Brief
In your copy, include every line of the records exactly and no picture at all.

Available data
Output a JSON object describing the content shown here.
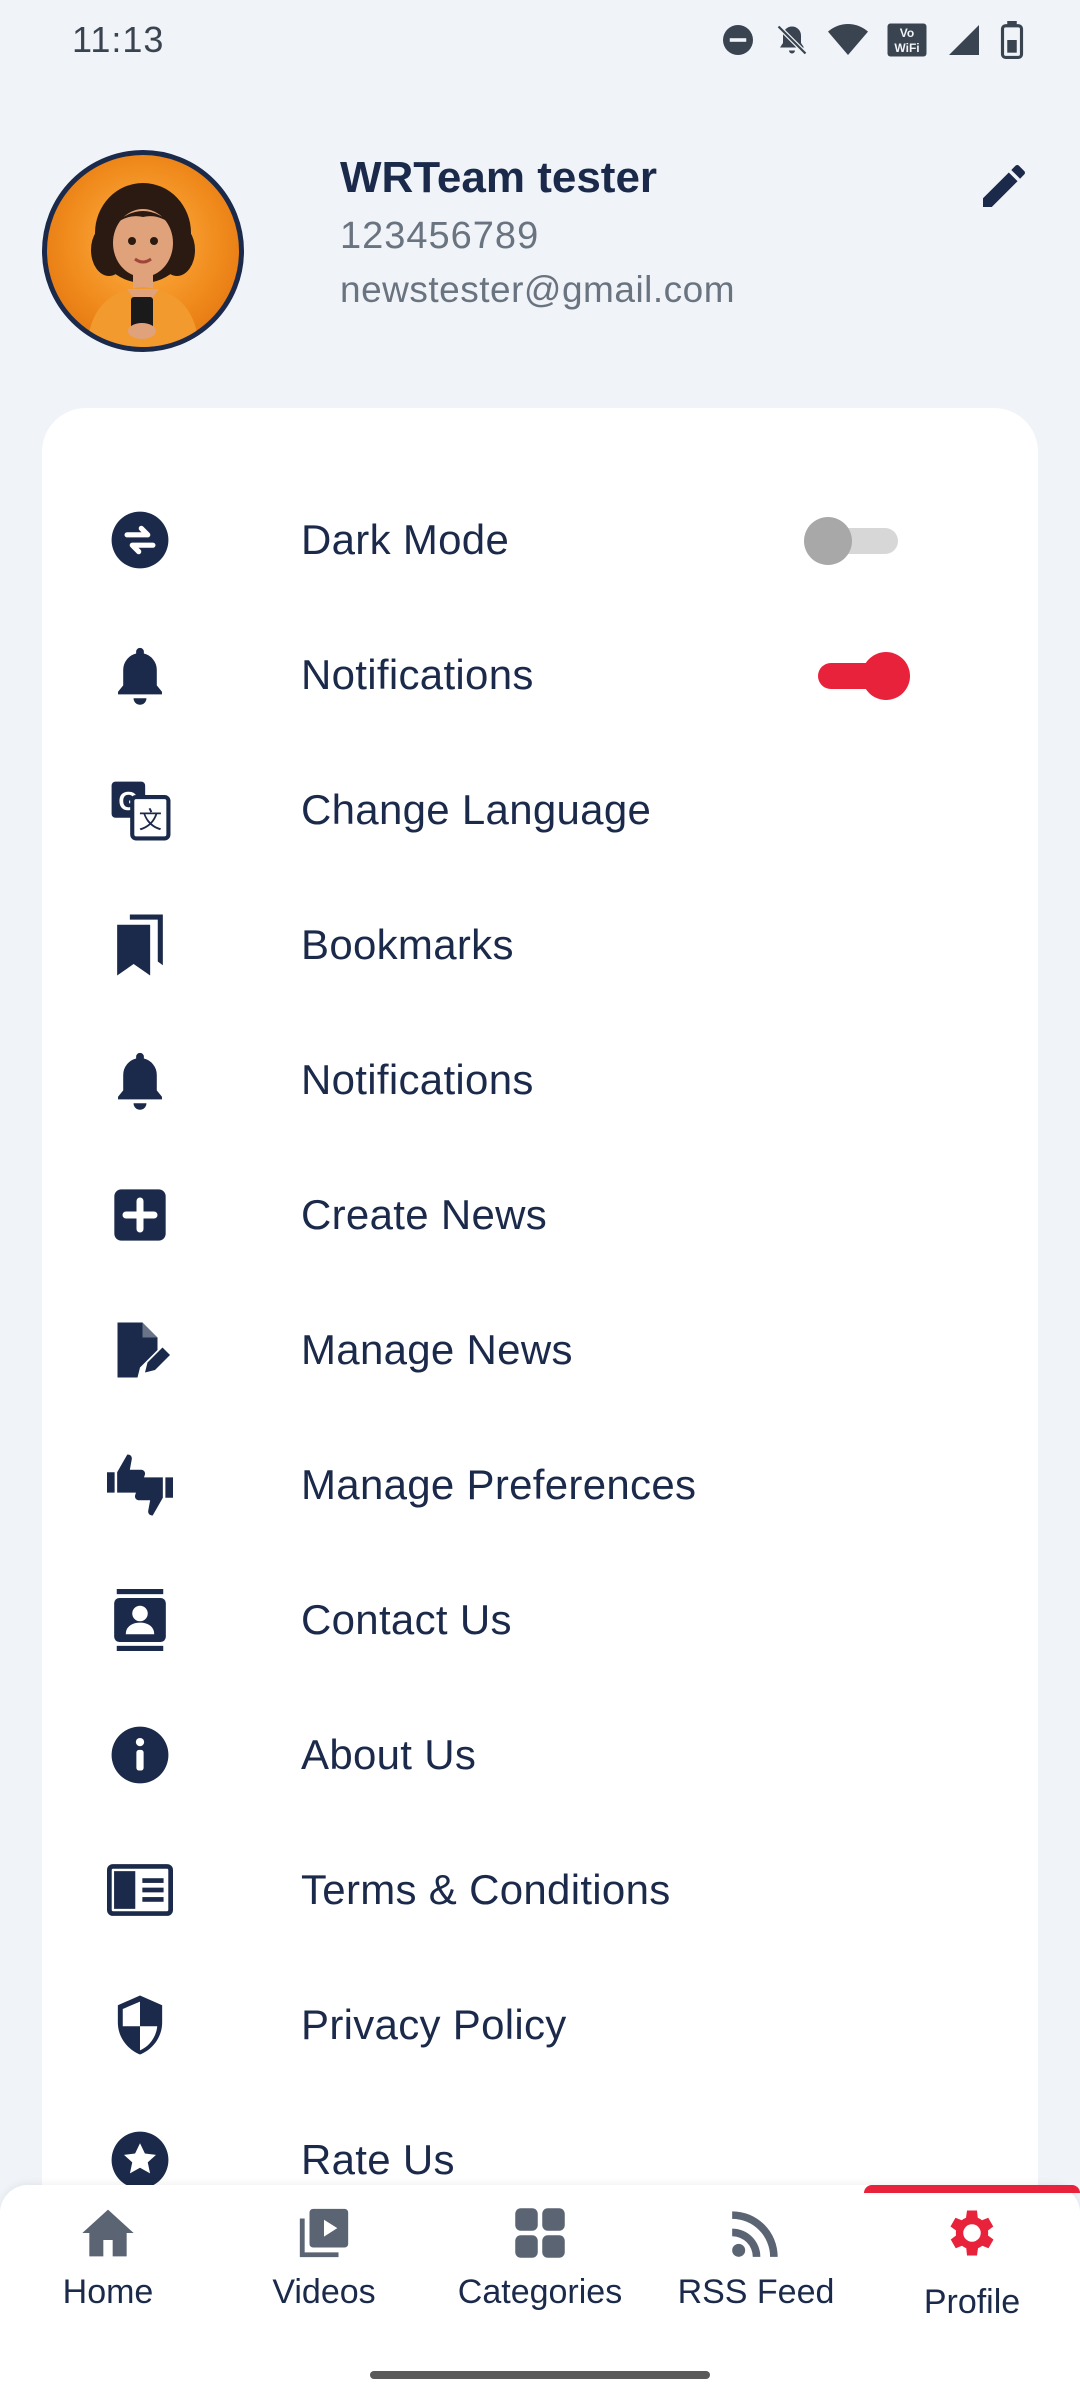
{
  "status_bar": {
    "time": "11:13",
    "icons": [
      "do-not-disturb-icon",
      "bell-off-icon",
      "wifi-icon",
      "vowifi-icon",
      "signal-icon",
      "battery-icon"
    ]
  },
  "profile": {
    "name": "WRTeam tester",
    "phone": "123456789",
    "email": "newstester@gmail.com",
    "avatar_icon": "avatar-illustration",
    "edit_icon": "pencil-icon"
  },
  "menu": {
    "items": [
      {
        "label": "Dark Mode",
        "icon": "swap-circle-icon",
        "toggle": "off"
      },
      {
        "label": "Notifications",
        "icon": "bell-icon",
        "toggle": "on"
      },
      {
        "label": "Change Language",
        "icon": "translate-icon"
      },
      {
        "label": "Bookmarks",
        "icon": "bookmarks-icon"
      },
      {
        "label": "Notifications",
        "icon": "bell-icon"
      },
      {
        "label": "Create News",
        "icon": "plus-square-icon"
      },
      {
        "label": "Manage News",
        "icon": "edit-document-icon"
      },
      {
        "label": "Manage Preferences",
        "icon": "thumbs-up-down-icon"
      },
      {
        "label": "Contact Us",
        "icon": "contact-card-icon"
      },
      {
        "label": "About Us",
        "icon": "info-icon"
      },
      {
        "label": "Terms & Conditions",
        "icon": "book-open-icon"
      },
      {
        "label": "Privacy Policy",
        "icon": "shield-icon"
      },
      {
        "label": "Rate Us",
        "icon": "star-circle-icon"
      }
    ]
  },
  "bottom_nav": {
    "items": [
      {
        "label": "Home",
        "icon": "home-icon"
      },
      {
        "label": "Videos",
        "icon": "video-library-icon"
      },
      {
        "label": "Categories",
        "icon": "grid-icon"
      },
      {
        "label": "RSS Feed",
        "icon": "rss-icon"
      },
      {
        "label": "Profile",
        "icon": "gear-icon",
        "active": true
      }
    ]
  },
  "colors": {
    "background": "#f0f4f8",
    "card": "#ffffff",
    "primary_text": "#1b2a4a",
    "secondary_text": "#6a7380",
    "accent": "#e8223a"
  }
}
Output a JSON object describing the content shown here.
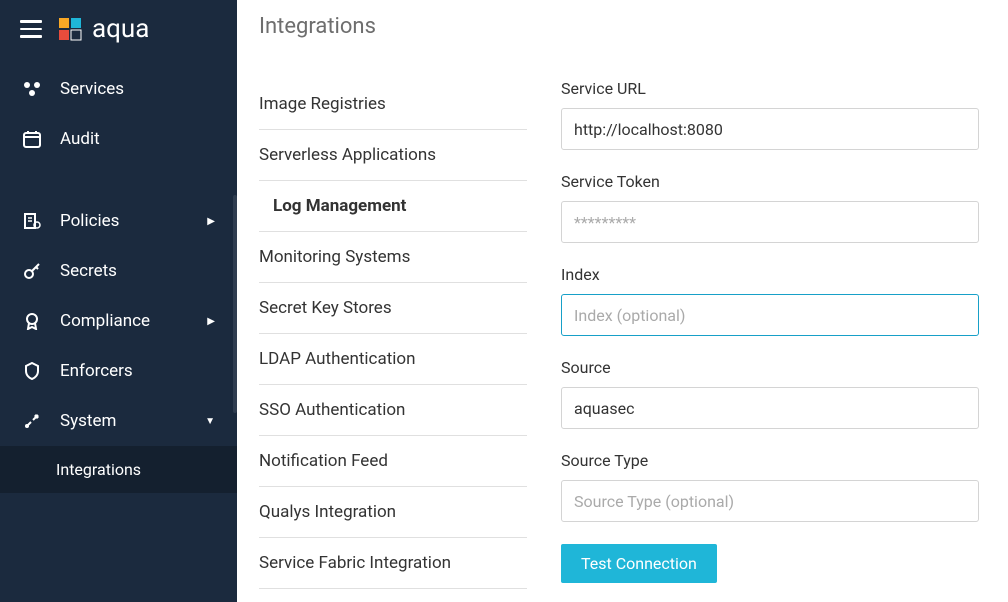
{
  "brand": "aqua",
  "nav": {
    "services": "Services",
    "audit": "Audit",
    "policies": "Policies",
    "secrets": "Secrets",
    "compliance": "Compliance",
    "enforcers": "Enforcers",
    "system": "System",
    "integrations": "Integrations"
  },
  "page_title": "Integrations",
  "sublist": {
    "image_registries": "Image Registries",
    "serverless_applications": "Serverless Applications",
    "log_management": "Log Management",
    "monitoring_systems": "Monitoring Systems",
    "secret_key_stores": "Secret Key Stores",
    "ldap_authentication": "LDAP Authentication",
    "sso_authentication": "SSO Authentication",
    "notification_feed": "Notification Feed",
    "qualys_integration": "Qualys Integration",
    "service_fabric_integration": "Service Fabric Integration"
  },
  "form": {
    "service_url": {
      "label": "Service URL",
      "value": "http://localhost:8080"
    },
    "service_token": {
      "label": "Service Token",
      "value": "",
      "placeholder": "*********"
    },
    "index": {
      "label": "Index",
      "value": "",
      "placeholder": "Index (optional)"
    },
    "source": {
      "label": "Source",
      "value": "aquasec"
    },
    "source_type": {
      "label": "Source Type",
      "value": "",
      "placeholder": "Source Type (optional)"
    },
    "test_connection": "Test Connection"
  }
}
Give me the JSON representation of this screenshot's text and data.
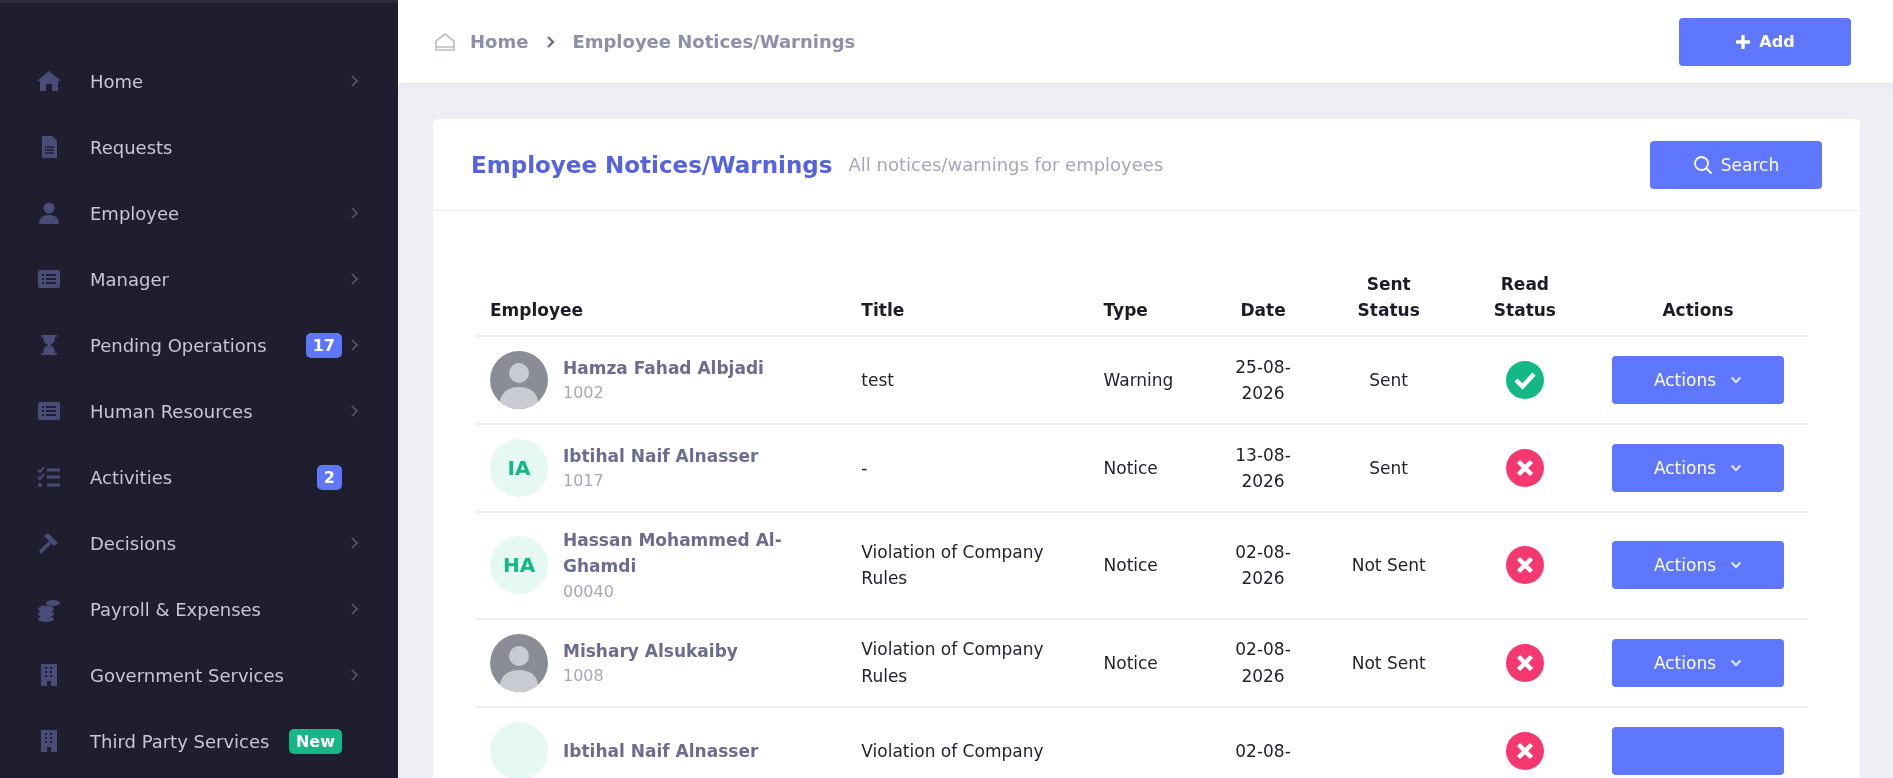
{
  "sidebar": {
    "items": [
      {
        "label": "Home",
        "has_submenu": true
      },
      {
        "label": "Requests",
        "has_submenu": false
      },
      {
        "label": "Employee",
        "has_submenu": true
      },
      {
        "label": "Manager",
        "has_submenu": true
      },
      {
        "label": "Pending Operations",
        "has_submenu": true,
        "badge": {
          "text": "17",
          "kind": "count"
        }
      },
      {
        "label": "Human Resources",
        "has_submenu": true
      },
      {
        "label": "Activities",
        "has_submenu": false,
        "badge": {
          "text": "2",
          "kind": "count"
        }
      },
      {
        "label": "Decisions",
        "has_submenu": true
      },
      {
        "label": "Payroll & Expenses",
        "has_submenu": true
      },
      {
        "label": "Government Services",
        "has_submenu": true
      },
      {
        "label": "Third Party Services",
        "has_submenu": false,
        "badge": {
          "text": "New",
          "kind": "new"
        }
      }
    ]
  },
  "breadcrumb": [
    "Home",
    "Employee Notices/Warnings"
  ],
  "add_button": "Add",
  "card": {
    "title": "Employee Notices/Warnings",
    "subtitle": "All notices/warnings for employees",
    "search_button": "Search"
  },
  "table": {
    "columns": [
      "Employee",
      "Title",
      "Type",
      "Date",
      "Sent Status",
      "Read Status",
      "Actions"
    ],
    "rows": [
      {
        "name": "Hamza Fahad Albjadi",
        "id": "1002",
        "avatar": {
          "kind": "photo"
        },
        "title": "test",
        "type": "Warning",
        "date": "25-08-2026",
        "sent_status": "Sent",
        "read": true,
        "action": "Actions"
      },
      {
        "name": "Ibtihal Naif Alnasser",
        "id": "1017",
        "avatar": {
          "kind": "initials",
          "text": "IA"
        },
        "title": "-",
        "type": "Notice",
        "date": "13-08-2026",
        "sent_status": "Sent",
        "read": false,
        "action": "Actions"
      },
      {
        "name": "Hassan Mohammed Al-Ghamdi",
        "id": "00040",
        "avatar": {
          "kind": "initials",
          "text": "HA"
        },
        "title": "Violation of Company Rules",
        "type": "Notice",
        "date": "02-08-2026",
        "sent_status": "Not Sent",
        "read": false,
        "action": "Actions"
      },
      {
        "name": "Mishary Alsukaiby",
        "id": "1008",
        "avatar": {
          "kind": "photo"
        },
        "title": "Violation of Company Rules",
        "type": "Notice",
        "date": "02-08-2026",
        "sent_status": "Not Sent",
        "read": false,
        "action": "Actions"
      },
      {
        "name": "Ibtihal Naif Alnasser",
        "avatar": {
          "kind": "initials"
        },
        "title": "Violation of Company",
        "date": "02-08-",
        "read": false
      }
    ]
  }
}
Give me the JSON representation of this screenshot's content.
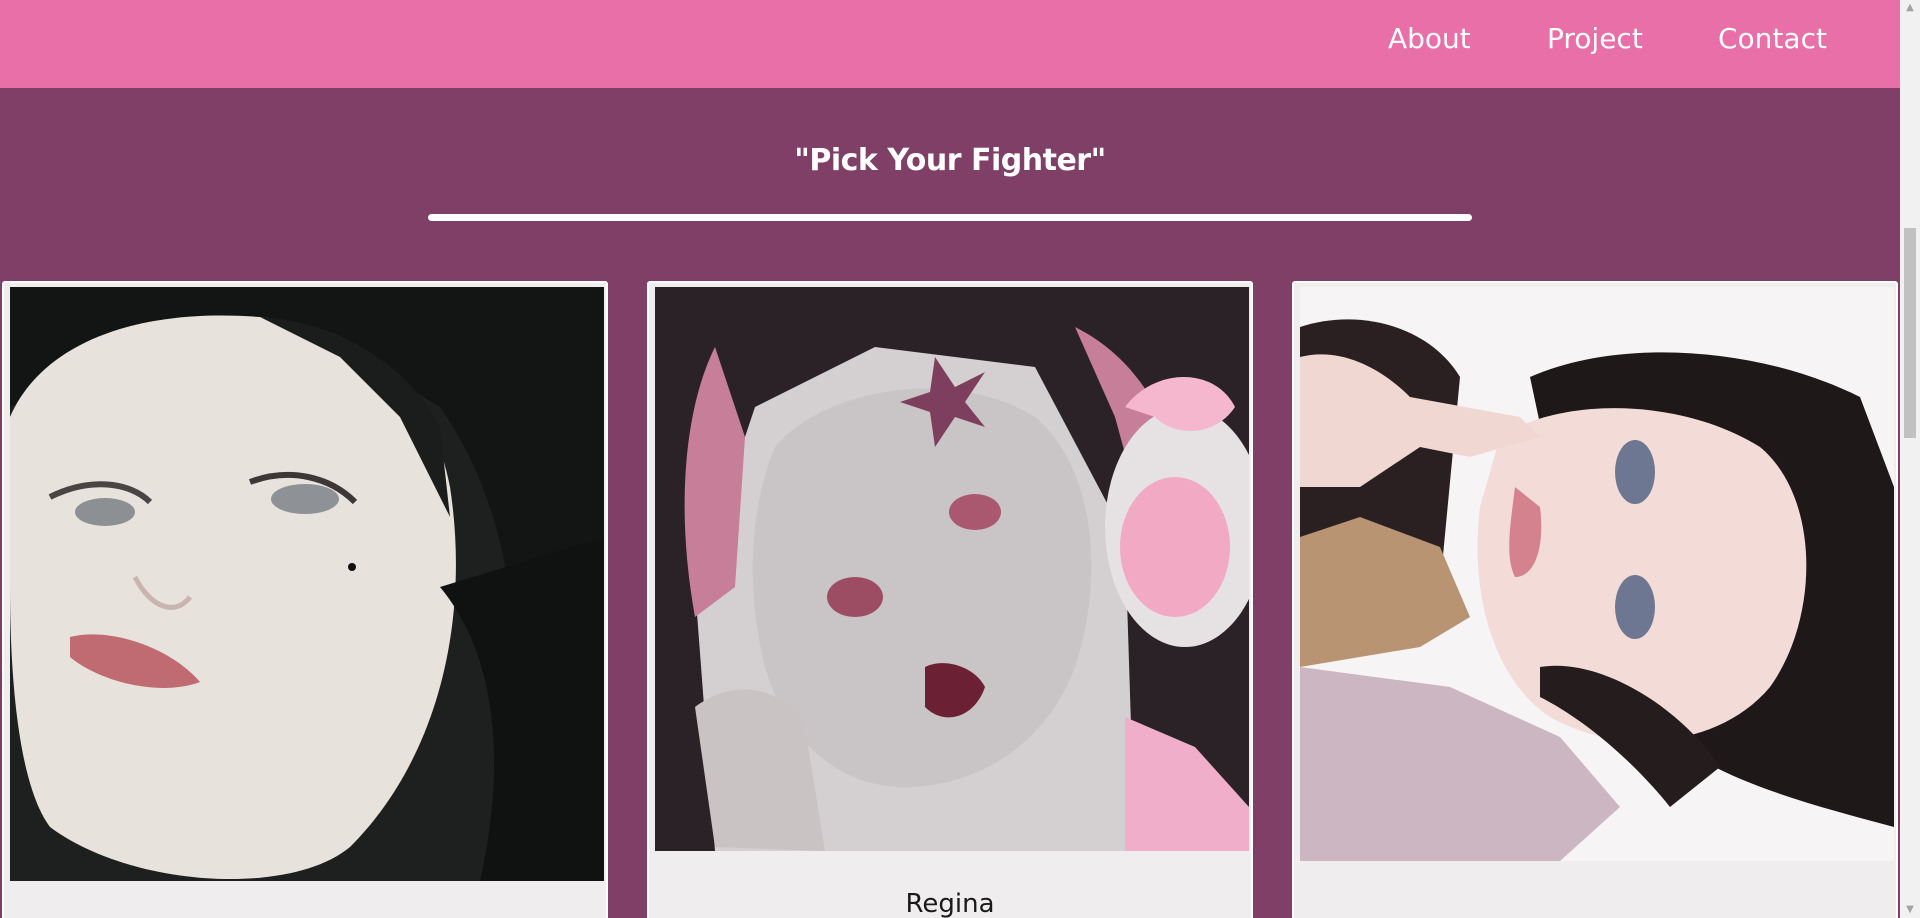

Exercise solution
Output a JSON object describing the content shown here.
{
  "status_bar": {
    "time": "11:13",
    "icons": [
      "do-not-disturb-icon",
      "bell-off-icon",
      "wifi-icon",
      "vowifi-icon",
      "signal-icon",
      "battery-icon"
    ]
  },
  "profile": {
    "name": "WRTeam tester",
    "phone": "123456789",
    "email": "newstester@gmail.com",
    "avatar_icon": "avatar-illustration",
    "edit_icon": "pencil-icon"
  },
  "menu": {
    "items": [
      {
        "label": "Dark Mode",
        "icon": "swap-circle-icon",
        "toggle": "off"
      },
      {
        "label": "Notifications",
        "icon": "bell-icon",
        "toggle": "on"
      },
      {
        "label": "Change Language",
        "icon": "translate-icon"
      },
      {
        "label": "Bookmarks",
        "icon": "bookmarks-icon"
      },
      {
        "label": "Notifications",
        "icon": "bell-icon"
      },
      {
        "label": "Create News",
        "icon": "plus-square-icon"
      },
      {
        "label": "Manage News",
        "icon": "edit-document-icon"
      },
      {
        "label": "Manage Preferences",
        "icon": "thumbs-up-down-icon"
      },
      {
        "label": "Contact Us",
        "icon": "contact-card-icon"
      },
      {
        "label": "About Us",
        "icon": "info-icon"
      },
      {
        "label": "Terms & Conditions",
        "icon": "book-open-icon"
      },
      {
        "label": "Privacy Policy",
        "icon": "shield-icon"
      },
      {
        "label": "Rate Us",
        "icon": "star-circle-icon"
      }
    ]
  },
  "bottom_nav": {
    "items": [
      {
        "label": "Home",
        "icon": "home-icon"
      },
      {
        "label": "Videos",
        "icon": "video-library-icon"
      },
      {
        "label": "Categories",
        "icon": "grid-icon"
      },
      {
        "label": "RSS Feed",
        "icon": "rss-icon"
      },
      {
        "label": "Profile",
        "icon": "gear-icon",
        "active": true
      }
    ]
  },
  "colors": {
    "background": "#f0f4f8",
    "card": "#ffffff",
    "primary_text": "#1b2a4a",
    "secondary_text": "#6a7380",
    "accent": "#e8223a"
  }
}
Output a JSON object describing the content shown here.
{
  "brand": "aqua",
  "nav": {
    "services": "Services",
    "audit": "Audit",
    "policies": "Policies",
    "secrets": "Secrets",
    "compliance": "Compliance",
    "enforcers": "Enforcers",
    "system": "System",
    "integrations": "Integrations"
  },
  "page_title": "Integrations",
  "sublist": {
    "image_registries": "Image Registries",
    "serverless_applications": "Serverless Applications",
    "log_management": "Log Management",
    "monitoring_systems": "Monitoring Systems",
    "secret_key_stores": "Secret Key Stores",
    "ldap_authentication": "LDAP Authentication",
    "sso_authentication": "SSO Authentication",
    "notification_feed": "Notification Feed",
    "qualys_integration": "Qualys Integration",
    "service_fabric_integration": "Service Fabric Integration"
  },
  "form": {
    "service_url": {
      "label": "Service URL",
      "value": "http://localhost:8080"
    },
    "service_token": {
      "label": "Service Token",
      "value": "",
      "placeholder": "*********"
    },
    "index": {
      "label": "Index",
      "value": "",
      "placeholder": "Index (optional)"
    },
    "source": {
      "label": "Source",
      "value": "aquasec"
    },
    "source_type": {
      "label": "Source Type",
      "value": "",
      "placeholder": "Source Type (optional)"
    },
    "test_connection": "Test Connection"
  }
}
Give me the JSON representation of this screenshot's text and data.
{
  "sidebar": {
    "items": [
      {
        "label": "Home",
        "has_submenu": true
      },
      {
        "label": "Requests",
        "has_submenu": false
      },
      {
        "label": "Employee",
        "has_submenu": true
      },
      {
        "label": "Manager",
        "has_submenu": true
      },
      {
        "label": "Pending Operations",
        "has_submenu": true,
        "badge": {
          "text": "17",
          "kind": "count"
        }
      },
      {
        "label": "Human Resources",
        "has_submenu": true
      },
      {
        "label": "Activities",
        "has_submenu": false,
        "badge": {
          "text": "2",
          "kind": "count"
        }
      },
      {
        "label": "Decisions",
        "has_submenu": true
      },
      {
        "label": "Payroll & Expenses",
        "has_submenu": true
      },
      {
        "label": "Government Services",
        "has_submenu": true
      },
      {
        "label": "Third Party Services",
        "has_submenu": false,
        "badge": {
          "text": "New",
          "kind": "new"
        }
      }
    ]
  },
  "breadcrumb": [
    "Home",
    "Employee Notices/Warnings"
  ],
  "add_button": "Add",
  "card": {
    "title": "Employee Notices/Warnings",
    "subtitle": "All notices/warnings for employees",
    "search_button": "Search"
  },
  "table": {
    "columns": [
      "Employee",
      "Title",
      "Type",
      "Date",
      "Sent Status",
      "Read Status",
      "Actions"
    ],
    "rows": [
      {
        "name": "Hamza Fahad Albjadi",
        "id": "1002",
        "avatar": {
          "kind": "photo"
        },
        "title": "test",
        "type": "Warning",
        "date": "25-08-2026",
        "sent_status": "Sent",
        "read": true,
        "action": "Actions"
      },
      {
        "name": "Ibtihal Naif Alnasser",
        "id": "1017",
        "avatar": {
          "kind": "initials",
          "text": "IA"
        },
        "title": "-",
        "type": "Notice",
        "date": "13-08-2026",
        "sent_status": "Sent",
        "read": false,
        "action": "Actions"
      },
      {
        "name": "Hassan Mohammed Al-Ghamdi",
        "id": "00040",
        "avatar": {
          "kind": "initials",
          "text": "HA"
        },
        "title": "Violation of Company Rules",
        "type": "Notice",
        "date": "02-08-2026",
        "sent_status": "Not Sent",
        "read": false,
        "action": "Actions"
      },
      {
        "name": "Mishary Alsukaiby",
        "id": "1008",
        "avatar": {
          "kind": "photo"
        },
        "title": "Violation of Company Rules",
        "type": "Notice",
        "date": "02-08-2026",
        "sent_status": "Not Sent",
        "read": false,
        "action": "Actions"
      },
      {
        "name": "Ibtihal Naif Alnasser",
        "avatar": {
          "kind": "initials"
        },
        "title": "Violation of Company",
        "date": "02-08-",
        "read": false
      }
    ]
  }
}
Give me the JSON representation of this screenshot's content.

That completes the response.